Reluctantly I kick, rising up, up
       The water warming with my ascent
I gulp sweet summer air and squint into the sun
While my legs and feet continue the dance in that other world
Not ready yet to say goodbye

Tuesday, March 1, 2016

Nature Close to Home

The early morning sun sizzles orange
Rays flicker across sleeping faces
Roused by light, warmth and anticipation
It’s time to begin my journey: nature, close to home

Five summers of travel - by air, by car, by boat
To see the furthest reaches of beautiful Ontario
Superior lakes, soaring white pelicans, shimmering alvars
Shade-filled boreal forests, winding rivers, the tropics of Pelee Island...
I have been there. I have done that.

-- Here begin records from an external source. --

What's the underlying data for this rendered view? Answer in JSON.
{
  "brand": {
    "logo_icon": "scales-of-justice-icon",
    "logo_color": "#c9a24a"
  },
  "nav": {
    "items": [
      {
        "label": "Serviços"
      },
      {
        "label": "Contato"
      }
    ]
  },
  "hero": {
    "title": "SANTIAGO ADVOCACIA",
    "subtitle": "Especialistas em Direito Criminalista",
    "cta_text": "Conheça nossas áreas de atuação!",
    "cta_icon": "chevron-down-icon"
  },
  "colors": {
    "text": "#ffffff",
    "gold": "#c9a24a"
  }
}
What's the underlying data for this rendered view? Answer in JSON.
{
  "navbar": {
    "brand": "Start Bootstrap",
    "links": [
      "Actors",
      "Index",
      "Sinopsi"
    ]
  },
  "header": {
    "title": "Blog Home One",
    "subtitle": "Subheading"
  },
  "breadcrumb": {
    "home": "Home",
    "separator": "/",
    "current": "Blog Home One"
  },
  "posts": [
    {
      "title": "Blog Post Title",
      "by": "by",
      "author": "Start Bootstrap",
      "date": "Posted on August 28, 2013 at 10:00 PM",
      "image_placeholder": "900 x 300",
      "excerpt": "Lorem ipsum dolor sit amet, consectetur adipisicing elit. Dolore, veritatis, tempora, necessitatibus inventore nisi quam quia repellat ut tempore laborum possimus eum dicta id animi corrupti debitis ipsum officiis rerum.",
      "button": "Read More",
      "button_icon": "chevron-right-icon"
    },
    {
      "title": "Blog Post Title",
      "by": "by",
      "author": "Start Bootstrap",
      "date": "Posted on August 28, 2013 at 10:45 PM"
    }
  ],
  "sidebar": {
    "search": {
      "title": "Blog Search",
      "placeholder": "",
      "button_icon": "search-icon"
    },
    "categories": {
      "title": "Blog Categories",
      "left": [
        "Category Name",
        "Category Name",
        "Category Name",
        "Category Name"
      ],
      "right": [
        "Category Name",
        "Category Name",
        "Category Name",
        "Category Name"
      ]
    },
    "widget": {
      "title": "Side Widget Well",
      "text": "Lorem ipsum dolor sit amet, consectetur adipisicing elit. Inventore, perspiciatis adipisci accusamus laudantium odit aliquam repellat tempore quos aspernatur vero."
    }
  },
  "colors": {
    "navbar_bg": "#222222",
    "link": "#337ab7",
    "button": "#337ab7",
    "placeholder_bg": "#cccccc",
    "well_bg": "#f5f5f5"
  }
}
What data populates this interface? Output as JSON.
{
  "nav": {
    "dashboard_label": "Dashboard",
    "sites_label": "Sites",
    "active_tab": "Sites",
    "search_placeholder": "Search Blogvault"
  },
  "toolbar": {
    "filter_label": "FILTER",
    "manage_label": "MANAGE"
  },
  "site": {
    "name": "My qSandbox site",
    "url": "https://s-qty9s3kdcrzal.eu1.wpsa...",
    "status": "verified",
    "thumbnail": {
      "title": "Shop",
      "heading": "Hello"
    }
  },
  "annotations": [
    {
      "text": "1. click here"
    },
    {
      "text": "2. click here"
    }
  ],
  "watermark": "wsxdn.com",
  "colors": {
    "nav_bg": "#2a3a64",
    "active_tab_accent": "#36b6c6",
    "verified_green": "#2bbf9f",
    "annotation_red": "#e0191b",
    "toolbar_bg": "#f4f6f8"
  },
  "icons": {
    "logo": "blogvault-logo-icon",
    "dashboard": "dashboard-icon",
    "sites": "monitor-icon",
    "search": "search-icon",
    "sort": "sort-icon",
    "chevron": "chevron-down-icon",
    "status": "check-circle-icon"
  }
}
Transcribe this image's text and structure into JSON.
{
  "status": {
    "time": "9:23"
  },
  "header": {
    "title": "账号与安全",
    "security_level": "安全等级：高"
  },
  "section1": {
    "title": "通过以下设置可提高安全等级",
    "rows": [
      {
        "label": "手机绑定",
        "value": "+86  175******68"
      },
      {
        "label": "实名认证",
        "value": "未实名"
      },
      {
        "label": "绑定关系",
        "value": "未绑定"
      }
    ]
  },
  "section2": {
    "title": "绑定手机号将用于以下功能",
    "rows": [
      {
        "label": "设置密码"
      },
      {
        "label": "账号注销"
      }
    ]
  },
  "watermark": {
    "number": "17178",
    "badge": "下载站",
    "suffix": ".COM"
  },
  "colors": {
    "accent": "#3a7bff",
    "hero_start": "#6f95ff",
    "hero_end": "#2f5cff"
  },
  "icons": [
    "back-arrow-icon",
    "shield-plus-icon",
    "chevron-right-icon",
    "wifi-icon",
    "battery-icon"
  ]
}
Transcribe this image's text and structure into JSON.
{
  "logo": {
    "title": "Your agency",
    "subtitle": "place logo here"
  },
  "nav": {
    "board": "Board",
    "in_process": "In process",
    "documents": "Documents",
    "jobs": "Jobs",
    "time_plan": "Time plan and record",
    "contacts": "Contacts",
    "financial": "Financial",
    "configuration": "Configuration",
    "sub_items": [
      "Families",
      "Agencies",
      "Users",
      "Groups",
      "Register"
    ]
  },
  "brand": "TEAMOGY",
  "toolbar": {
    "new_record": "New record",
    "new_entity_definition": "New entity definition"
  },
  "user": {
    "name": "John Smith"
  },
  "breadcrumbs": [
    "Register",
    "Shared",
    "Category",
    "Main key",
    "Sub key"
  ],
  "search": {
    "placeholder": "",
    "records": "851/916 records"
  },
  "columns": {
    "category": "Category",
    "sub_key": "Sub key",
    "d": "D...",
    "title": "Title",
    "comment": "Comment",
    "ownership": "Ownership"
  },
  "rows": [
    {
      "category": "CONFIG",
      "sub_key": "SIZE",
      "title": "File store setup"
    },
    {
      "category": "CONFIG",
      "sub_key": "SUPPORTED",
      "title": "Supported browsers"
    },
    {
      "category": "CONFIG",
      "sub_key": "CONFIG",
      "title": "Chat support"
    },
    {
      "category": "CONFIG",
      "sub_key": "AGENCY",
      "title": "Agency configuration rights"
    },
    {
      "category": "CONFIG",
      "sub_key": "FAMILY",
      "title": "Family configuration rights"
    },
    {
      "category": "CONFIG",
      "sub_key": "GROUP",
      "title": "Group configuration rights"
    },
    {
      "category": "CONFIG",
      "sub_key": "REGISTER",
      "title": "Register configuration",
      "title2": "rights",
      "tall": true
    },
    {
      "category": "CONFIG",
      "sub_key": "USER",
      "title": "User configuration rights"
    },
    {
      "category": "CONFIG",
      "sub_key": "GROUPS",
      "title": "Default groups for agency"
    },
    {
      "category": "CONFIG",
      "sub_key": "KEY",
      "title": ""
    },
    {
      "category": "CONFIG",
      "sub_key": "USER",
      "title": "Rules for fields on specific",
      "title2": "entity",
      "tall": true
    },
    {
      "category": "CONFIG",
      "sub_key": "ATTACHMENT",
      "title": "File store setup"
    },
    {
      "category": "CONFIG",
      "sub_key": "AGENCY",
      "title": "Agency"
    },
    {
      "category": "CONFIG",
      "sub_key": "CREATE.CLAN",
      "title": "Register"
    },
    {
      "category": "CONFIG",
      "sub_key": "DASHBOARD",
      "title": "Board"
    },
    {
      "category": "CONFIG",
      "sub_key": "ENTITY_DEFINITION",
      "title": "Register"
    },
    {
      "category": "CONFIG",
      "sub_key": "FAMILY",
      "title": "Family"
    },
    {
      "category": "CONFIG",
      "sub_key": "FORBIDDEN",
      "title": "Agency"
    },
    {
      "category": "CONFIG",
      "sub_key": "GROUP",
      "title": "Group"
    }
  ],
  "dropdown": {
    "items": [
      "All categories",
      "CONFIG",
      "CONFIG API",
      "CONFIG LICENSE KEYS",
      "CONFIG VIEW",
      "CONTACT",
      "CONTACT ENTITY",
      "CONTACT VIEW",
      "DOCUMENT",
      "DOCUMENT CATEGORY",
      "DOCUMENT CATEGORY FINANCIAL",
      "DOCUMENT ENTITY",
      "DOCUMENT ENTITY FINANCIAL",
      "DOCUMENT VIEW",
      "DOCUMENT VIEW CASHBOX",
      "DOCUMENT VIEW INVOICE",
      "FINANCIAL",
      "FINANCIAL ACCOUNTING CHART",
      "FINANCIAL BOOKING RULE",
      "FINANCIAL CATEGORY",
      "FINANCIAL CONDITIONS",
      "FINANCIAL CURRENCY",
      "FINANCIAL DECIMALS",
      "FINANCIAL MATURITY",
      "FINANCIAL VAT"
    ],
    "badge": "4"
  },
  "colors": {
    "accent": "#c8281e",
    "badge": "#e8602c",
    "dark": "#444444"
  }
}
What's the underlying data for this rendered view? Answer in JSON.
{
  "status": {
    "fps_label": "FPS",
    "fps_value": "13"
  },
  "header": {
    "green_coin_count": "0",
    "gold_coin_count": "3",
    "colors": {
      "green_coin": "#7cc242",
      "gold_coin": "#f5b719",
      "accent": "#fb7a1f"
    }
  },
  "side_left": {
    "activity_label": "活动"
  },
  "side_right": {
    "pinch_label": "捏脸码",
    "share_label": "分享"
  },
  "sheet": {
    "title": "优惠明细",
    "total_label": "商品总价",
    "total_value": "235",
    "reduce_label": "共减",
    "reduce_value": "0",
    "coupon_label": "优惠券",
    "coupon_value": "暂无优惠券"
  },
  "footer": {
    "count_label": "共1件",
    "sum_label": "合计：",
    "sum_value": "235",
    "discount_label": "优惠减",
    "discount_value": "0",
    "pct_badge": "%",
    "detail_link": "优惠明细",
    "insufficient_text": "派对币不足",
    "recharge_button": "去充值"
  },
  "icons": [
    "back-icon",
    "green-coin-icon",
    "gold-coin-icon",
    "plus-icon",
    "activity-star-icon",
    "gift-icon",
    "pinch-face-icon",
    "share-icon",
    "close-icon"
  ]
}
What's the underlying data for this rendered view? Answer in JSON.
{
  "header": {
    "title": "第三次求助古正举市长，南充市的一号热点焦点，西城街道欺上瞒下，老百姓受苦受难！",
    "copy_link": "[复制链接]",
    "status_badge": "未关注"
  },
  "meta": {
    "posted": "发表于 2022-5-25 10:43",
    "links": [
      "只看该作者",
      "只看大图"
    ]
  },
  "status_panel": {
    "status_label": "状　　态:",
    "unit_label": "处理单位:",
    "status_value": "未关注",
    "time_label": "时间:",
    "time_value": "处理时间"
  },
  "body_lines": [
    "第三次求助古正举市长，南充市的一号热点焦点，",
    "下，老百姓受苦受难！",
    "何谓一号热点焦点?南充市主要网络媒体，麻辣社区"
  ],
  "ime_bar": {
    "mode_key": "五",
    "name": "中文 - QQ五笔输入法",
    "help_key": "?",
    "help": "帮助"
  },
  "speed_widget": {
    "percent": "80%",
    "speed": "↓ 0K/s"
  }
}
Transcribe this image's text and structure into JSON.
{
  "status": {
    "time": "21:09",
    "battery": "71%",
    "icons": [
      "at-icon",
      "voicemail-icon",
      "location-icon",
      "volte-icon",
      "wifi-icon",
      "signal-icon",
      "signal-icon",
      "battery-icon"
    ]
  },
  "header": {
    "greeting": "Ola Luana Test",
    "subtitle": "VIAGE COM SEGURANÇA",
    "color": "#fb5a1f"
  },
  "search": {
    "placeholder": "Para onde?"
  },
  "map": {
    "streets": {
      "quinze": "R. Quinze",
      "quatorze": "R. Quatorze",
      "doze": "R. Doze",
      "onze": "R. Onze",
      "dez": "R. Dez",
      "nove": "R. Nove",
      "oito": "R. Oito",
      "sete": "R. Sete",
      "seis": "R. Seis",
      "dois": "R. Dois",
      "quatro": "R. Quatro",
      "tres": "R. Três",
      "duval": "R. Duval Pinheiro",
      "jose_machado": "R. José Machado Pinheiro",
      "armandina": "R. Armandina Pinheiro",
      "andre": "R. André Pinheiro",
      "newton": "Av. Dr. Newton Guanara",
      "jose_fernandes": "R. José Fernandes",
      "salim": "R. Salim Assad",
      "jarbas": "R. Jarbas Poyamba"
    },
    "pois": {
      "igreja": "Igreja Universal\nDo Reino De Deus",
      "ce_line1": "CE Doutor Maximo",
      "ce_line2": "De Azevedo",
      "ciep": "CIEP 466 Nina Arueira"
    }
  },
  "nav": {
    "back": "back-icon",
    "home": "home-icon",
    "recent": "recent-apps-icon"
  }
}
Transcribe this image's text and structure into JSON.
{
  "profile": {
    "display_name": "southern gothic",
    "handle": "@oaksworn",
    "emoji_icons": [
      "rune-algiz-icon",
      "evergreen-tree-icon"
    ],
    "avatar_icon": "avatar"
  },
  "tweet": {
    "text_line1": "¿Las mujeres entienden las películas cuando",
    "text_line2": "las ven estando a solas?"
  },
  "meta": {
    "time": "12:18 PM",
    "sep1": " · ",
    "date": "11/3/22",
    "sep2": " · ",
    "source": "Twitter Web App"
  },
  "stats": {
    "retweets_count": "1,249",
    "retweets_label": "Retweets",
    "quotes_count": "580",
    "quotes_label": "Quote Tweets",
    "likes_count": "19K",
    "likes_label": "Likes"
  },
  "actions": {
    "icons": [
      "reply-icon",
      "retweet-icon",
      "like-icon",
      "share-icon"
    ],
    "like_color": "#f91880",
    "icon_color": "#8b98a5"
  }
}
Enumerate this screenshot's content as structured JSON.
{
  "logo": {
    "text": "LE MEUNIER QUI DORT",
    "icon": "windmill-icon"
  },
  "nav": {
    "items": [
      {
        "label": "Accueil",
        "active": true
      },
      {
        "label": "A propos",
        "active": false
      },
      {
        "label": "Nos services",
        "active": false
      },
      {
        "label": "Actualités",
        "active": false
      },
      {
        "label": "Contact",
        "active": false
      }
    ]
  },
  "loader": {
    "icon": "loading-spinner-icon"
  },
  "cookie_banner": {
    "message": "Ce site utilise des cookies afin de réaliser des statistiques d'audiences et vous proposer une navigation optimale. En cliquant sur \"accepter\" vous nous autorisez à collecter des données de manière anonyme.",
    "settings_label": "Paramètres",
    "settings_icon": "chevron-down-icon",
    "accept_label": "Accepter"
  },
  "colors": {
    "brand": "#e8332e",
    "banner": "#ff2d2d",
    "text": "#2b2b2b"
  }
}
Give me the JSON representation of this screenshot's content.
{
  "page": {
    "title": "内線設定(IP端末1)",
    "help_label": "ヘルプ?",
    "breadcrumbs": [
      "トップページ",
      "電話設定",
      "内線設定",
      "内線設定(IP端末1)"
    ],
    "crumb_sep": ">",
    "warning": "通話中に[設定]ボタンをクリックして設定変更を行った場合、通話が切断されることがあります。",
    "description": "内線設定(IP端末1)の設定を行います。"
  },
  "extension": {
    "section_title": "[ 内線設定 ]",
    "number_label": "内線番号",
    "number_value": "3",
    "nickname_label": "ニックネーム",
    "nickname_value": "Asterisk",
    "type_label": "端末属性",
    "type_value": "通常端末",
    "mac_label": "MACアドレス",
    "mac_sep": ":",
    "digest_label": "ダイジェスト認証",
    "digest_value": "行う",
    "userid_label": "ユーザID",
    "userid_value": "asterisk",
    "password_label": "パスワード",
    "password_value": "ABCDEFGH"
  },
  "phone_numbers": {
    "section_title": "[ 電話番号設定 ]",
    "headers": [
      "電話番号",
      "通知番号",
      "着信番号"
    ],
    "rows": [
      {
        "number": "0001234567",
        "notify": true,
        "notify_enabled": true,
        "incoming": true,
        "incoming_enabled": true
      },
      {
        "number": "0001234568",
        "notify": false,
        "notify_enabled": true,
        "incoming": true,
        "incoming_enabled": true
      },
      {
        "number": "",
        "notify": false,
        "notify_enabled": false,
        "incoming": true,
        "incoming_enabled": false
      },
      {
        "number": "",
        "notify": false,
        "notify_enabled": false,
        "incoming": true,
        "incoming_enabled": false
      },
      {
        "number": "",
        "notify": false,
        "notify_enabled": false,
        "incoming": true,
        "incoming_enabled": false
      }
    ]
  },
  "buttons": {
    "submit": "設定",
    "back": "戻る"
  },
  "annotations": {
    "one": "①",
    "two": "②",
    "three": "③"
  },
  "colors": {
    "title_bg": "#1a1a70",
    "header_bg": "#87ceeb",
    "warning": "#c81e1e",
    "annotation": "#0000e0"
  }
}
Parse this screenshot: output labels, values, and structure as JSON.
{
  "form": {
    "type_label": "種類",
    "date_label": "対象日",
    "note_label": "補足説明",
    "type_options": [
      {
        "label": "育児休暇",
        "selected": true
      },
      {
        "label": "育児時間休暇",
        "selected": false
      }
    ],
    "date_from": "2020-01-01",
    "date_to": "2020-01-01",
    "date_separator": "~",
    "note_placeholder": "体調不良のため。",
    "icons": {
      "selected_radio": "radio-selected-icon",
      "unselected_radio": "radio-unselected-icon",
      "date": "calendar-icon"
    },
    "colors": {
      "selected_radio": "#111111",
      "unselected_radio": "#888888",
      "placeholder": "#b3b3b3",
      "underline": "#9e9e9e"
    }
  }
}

I am perhaps the luckiest biologist of all time.

But neglected, uncharted, unloved lies my lovely home: Guelph.
It’s time to explore

Standing on the edge of downtown at the Eramosa River,
A spot I pass every week but never linger at
A line of canoes are paddled out like baby ducks
I step into the river eagerly
And cool water swirls between my toes

Within moments we are transported to the depths of nature
A thick swath of trees separates the river from Guelph’s downtown
For all I can tell those trees are a mile deep - we are far from civilization and immersed in the wilderness
Steps away from home

A tall heron warily eyes our approach as our paddles slice through the water towards him One giant leg takes one elegant step, then the other
Then with a swish of massive wings
He is gone

A painted turtle stretches his river-cooled limbs across a sun-warmed log and tilts his face to the sun You can practically see his smile
We approach cautiously and he lets us delight in his striped legs, patterned shell and relaxed outlook on life
I turn my own face to the sun, warming my jet-lagged soul

A buzzing rattle ensues
Above me a cloud of kingfishers are singing a song that sounds of electricity
Their mohawked heads match their carefree flight
And I swear one cocks an eyebrow at me
Saying: “this is what you’ve been missing here”

Exploration continues: by canoe, on foot, on bike
Revealing my home’s hidden jewels
One by one

Bike tires swerve deftly on a gravelled path
Surrounded by the waving, reaching grasses and glowing flowers of a seemingly endless meadow
A garter snake wiggles gracefully away
And disappears into the outstretched arms of green

My feet crunch along sun-dried grass, crispy with the long day’s heat
A fog rises above a stormwater pond whose waters ripple in the evening wind
Families of geese co-parent along the shores
“Flood control turned habitat, eh?” a bullfrog burps at me
A green frog plucks a banjo string in agreement

Our canoe glides noiselessly down the Grand River as we stop paddling to watch a deer
Cooling down on a hot day with a sip from the river
Surprised by our presence, she watches, frozen and wide-eyed as we slide by
Both of us locked in a staring contest; me wearing a grin the size of her white tail

Mallard ducklings caught close to the boat’s bow
Protest as only baby ducklings can
With a barely audible “mah mah mah”
Their mom ushers them to safety, casting a sidelong glance as delighted paddlers watch on

Humongous fish flop and flail at the waters’ surface A flurry of fins and tails
They stop and sink quietly below the surface as we pass by
I peer into the dark depths of the river after them
But see only my reflection instead

Only now the eyes in the reflection look a little wiser
Seeming to say: Do you get it now, Kristyn?
You can travel far and wide. You can “see it all”
But nature always has, and always will be
Just outside your door

**This poem was originally a submission to NCC's July 2012 Time for Nature project; as such rights for this poem belong to the Nature Conservancy of Canada